This too is one of my favourite paintings and each time I visit Sydney I go to see it. Today I visited the Musee des Beaux-Arts De Rouen and was more than a little surprised to see exactly (almost) the same painting hanging there! The differences include: slight variation in the background landscape, the design on the fabric edge, the youth on the left has his chin heavily upon his chest, there are flowers hanging with the shrine and a candle burning above the flowers and shrine. Given the direction of the flame the barge could be moving toward the shore! Then there is the name of the artist and the painting. Evariste-Vital Luminais (1822 – 1896) Rouen / Evariste Luminais (painting 1880) ) NSW – no doubt the same artist. “Les enerves de jumieges” (apologies I cannot find the accents on my iPad keyboard) – Jumieges is an area a couple of river bends away from Rouen – indicating that the youths in the Rouen painting where inhabitants of that area. Clovis and Balthild gifted land to aid the establishment of what became the Abbey of Jumieges.
An initial search via Wikipedia (I am not too sure of the accuracy of this site) makes no mention of any betrayal of Clovis III by any of his three sons also there is no mention of Balthild doing anything violent to her sons, in fact she appears to have been made a saint for her charitable activities. More research was called for so I have just searched the Musee website ( http://www.rouen-musees.com/Musee-des-Beaux-Arts/Les-collections/Le-salon-Les-Enerves-de-Jumieges-107.htm ) where more detail was provided and what follows is an abbreviated and hopefully encapsulation of the information.
Clovis Ii died 657 ? in his early twenties and Balthild died 680 in her early fifties.
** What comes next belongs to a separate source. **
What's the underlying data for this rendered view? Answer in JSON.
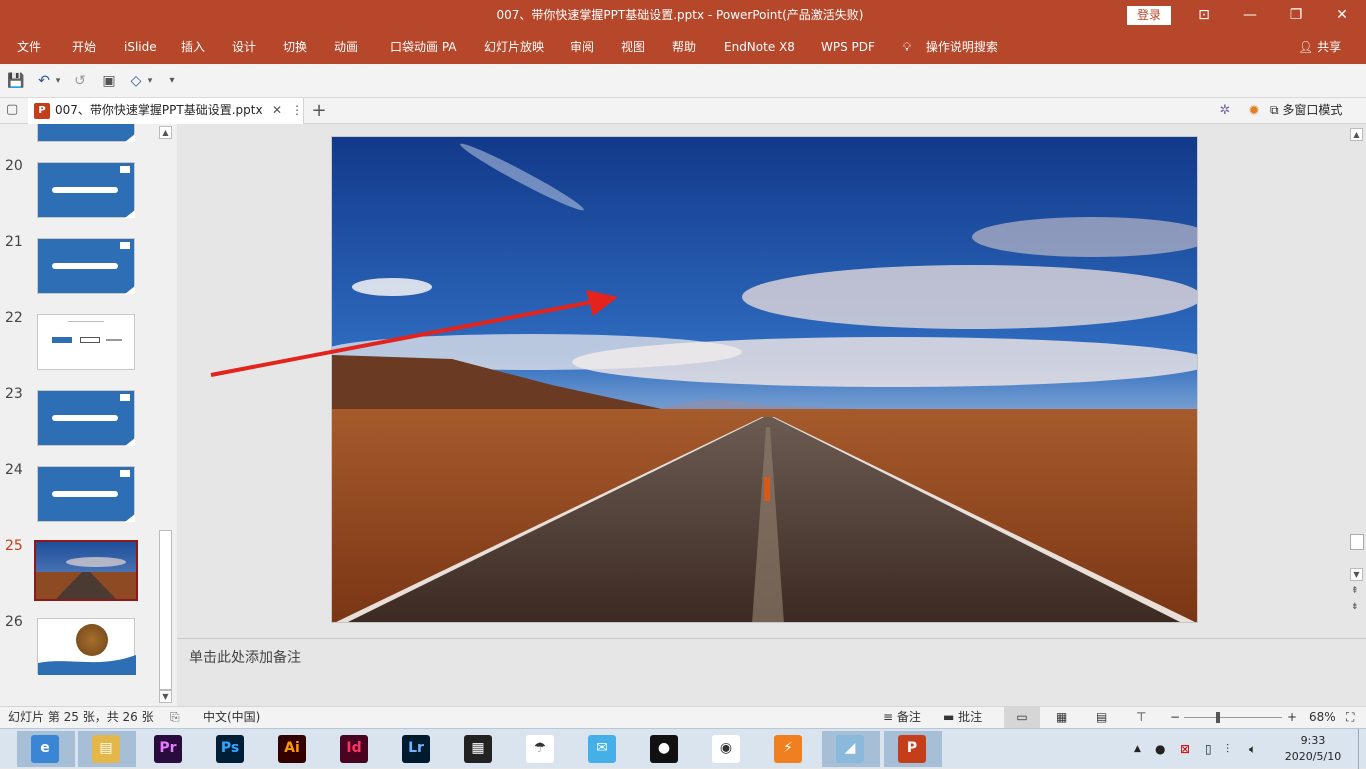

The story, which inspired the painting (The Sons of Clovis II), was created in the 12th century. The youths rebelled against their father whilst he was off on a crusade. The youths were punished by burning their muscles so they could not move. They were then set adrift on a raft (supposedly through a display of parental pity!) with an attendant (here Luminais departs from the legend) to care for them – the barge was to eventually drift toward the Abbey of Jumieges where they would find refuge and succor. The original painting was put on display at the Salon of 1880 and was immediately purchased by NSW. The Rouen version was a copy by the artist (with changes – did he consider them improvements?) as he appears to have wanted a version for himself. It was purchased from his estate after his death.
This is my understanding of what I have read and translated during the past hour or so of research – I would be happy for details to be filled in / corrections to be made where needed.
This has been an interesting exercise.